Flight Operations: Cal-Ore

Dan Brattain

Vice President of Flight Operations

We treat every call like a new call. We’re coming in on what is probably the worst day of someone’s life. We really try to make sure each patient understands what we’re going to do, what to expect.

Dan on Cal-Ore’s region

“Up here, our hospitals are all level 4, which means they don’t have a lot of the trauma capabilities,” Dan says. “Level 1 hospitals are the highest. Those are teaching hospitals, like Stanford and UCSF. But the hospitals here do a great job. They absolutely do the best they can with the resources they have, and it’s certainly frustrating for them when they can’t provide the necessary care.”

Cal-Ore has both ground and air ambulances. “We do scene work with ground ambulances,” Dan says. “We go to residences, action scenes, situations like that. Our aircraft are fixed-wings, so they do hospital-to-hospital work. We help hospitals find the appropriate place for critical patients. Up here, it’s a minimum two-hour drive from one facility to another. That’s on a good day. It takes three or four hours if it’s snowing. So the air part is critical in getting patients the services they need. FlightGuard plays a big role in finding accepting physicians and facilities.”

To Dan, who is “the customer”?

“From a broad description, the community is our customer, because we provide a community service with both ground and air operations. We also do training and re-certification classes that serve the community,” Dan says. “Day-to-day, our customers are the medical facilities that are treating the patients.”

How does he connect with the customer?

Dan goes straight to the mission, and to the training and skill required to support that mission. “Connecting with the customer is based on ‘Always do what is right for the patient.’ We adhere to that. And it’s about having the right people and the right equipment poised to do the work. It’s about having people who know how to work in these particular settings.”
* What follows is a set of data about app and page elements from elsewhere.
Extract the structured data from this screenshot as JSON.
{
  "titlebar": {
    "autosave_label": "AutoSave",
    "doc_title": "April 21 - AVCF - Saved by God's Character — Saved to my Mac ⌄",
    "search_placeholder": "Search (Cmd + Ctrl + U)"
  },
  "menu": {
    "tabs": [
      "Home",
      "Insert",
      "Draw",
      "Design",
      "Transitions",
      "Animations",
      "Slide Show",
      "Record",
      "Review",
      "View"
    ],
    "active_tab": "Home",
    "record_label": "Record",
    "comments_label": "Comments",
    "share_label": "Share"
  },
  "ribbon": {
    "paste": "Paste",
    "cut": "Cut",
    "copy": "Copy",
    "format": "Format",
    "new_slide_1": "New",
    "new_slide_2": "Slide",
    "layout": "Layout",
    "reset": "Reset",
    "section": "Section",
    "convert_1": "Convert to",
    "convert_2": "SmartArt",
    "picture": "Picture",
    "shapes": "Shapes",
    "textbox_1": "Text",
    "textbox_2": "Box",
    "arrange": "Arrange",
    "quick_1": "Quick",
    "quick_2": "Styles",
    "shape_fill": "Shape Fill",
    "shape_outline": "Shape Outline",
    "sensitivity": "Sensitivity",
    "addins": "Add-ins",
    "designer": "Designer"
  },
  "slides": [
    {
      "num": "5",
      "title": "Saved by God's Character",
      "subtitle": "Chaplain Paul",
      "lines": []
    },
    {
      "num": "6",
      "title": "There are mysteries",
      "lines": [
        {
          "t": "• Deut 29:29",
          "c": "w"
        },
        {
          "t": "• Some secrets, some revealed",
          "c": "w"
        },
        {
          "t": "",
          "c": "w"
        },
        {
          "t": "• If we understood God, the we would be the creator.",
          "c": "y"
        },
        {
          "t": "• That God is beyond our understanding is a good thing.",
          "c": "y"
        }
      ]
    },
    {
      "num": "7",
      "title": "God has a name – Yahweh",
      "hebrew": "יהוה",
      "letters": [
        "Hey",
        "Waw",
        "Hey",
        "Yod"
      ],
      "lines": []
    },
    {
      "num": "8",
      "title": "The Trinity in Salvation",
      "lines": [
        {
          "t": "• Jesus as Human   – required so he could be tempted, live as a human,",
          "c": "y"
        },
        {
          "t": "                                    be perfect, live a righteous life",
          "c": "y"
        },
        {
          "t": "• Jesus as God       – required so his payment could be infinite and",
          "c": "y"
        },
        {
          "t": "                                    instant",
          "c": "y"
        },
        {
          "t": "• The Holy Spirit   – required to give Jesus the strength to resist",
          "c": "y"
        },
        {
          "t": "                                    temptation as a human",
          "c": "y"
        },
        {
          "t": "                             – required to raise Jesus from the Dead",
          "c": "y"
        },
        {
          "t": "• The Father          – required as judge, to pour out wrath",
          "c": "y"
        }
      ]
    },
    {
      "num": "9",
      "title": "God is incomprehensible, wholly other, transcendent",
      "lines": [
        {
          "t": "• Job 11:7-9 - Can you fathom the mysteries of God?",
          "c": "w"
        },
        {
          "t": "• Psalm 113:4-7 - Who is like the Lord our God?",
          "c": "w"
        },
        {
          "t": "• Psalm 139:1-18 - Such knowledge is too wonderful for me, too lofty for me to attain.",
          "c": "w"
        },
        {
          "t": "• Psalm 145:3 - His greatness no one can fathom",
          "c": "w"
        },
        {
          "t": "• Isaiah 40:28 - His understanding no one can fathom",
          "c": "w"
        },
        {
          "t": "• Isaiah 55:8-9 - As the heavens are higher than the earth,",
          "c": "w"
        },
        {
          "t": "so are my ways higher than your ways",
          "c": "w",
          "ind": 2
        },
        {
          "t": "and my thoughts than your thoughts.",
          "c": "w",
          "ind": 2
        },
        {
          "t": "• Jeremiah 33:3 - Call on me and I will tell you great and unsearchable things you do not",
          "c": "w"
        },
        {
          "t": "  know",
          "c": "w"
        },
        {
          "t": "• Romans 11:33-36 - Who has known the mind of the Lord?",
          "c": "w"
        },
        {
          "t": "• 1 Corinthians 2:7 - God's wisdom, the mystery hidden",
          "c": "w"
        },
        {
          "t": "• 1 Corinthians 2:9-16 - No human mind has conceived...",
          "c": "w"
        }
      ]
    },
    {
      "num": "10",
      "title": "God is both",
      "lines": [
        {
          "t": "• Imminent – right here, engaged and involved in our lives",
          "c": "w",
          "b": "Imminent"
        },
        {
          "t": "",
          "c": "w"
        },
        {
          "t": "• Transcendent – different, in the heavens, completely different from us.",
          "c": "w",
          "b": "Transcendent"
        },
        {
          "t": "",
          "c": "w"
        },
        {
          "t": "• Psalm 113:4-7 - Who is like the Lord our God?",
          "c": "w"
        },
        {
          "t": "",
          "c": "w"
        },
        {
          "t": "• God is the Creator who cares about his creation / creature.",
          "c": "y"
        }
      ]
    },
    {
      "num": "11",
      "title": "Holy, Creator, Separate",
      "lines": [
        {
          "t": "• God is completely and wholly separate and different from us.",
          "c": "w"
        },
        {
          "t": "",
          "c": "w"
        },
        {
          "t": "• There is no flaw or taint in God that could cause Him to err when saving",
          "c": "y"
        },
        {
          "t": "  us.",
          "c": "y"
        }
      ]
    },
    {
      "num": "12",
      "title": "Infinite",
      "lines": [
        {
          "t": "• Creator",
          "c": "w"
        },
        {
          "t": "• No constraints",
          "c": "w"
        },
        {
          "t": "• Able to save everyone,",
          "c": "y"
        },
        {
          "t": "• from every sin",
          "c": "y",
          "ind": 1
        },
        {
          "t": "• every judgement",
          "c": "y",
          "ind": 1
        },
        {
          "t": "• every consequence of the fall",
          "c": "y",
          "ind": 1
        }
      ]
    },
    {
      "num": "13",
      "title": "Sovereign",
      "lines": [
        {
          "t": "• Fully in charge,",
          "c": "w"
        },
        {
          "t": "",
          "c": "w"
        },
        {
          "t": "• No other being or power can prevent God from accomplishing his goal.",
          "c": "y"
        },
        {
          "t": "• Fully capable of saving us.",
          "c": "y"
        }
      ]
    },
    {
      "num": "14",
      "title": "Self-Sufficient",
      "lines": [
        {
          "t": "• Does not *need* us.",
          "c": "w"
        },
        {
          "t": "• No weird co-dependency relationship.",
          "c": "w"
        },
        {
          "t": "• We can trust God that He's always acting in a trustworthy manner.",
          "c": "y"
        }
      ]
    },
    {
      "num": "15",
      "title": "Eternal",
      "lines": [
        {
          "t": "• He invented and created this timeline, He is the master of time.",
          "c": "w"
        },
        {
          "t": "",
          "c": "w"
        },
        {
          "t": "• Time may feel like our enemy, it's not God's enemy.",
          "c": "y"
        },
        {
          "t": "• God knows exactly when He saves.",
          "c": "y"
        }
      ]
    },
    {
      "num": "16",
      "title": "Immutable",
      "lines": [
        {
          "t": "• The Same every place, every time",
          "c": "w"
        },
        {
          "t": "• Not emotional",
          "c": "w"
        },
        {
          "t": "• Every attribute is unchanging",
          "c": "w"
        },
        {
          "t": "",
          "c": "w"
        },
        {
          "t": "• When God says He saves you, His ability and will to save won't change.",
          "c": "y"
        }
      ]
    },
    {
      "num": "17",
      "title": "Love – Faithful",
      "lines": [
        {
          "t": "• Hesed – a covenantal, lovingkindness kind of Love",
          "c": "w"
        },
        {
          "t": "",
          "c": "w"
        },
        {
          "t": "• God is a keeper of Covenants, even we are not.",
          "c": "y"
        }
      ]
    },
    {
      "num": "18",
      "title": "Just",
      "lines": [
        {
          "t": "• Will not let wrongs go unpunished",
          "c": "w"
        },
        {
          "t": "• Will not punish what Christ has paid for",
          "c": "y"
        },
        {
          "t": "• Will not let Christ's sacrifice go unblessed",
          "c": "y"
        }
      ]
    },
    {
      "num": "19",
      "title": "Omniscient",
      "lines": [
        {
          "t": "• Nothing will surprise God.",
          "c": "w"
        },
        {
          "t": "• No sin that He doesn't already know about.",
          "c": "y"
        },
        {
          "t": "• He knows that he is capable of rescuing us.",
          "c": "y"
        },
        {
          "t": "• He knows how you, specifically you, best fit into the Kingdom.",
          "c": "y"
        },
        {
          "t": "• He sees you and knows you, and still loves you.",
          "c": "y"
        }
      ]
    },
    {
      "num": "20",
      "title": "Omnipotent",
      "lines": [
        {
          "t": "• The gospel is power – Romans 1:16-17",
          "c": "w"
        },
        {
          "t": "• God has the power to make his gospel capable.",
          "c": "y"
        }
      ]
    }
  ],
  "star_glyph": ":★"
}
Dan also identifies feedback as an important aspect of customer connection. “It’s important to get feedback, and to encourage the customer to give feedback. The positive comments are so rewarding to the crews, because often they never hear anything about a patient after transport.”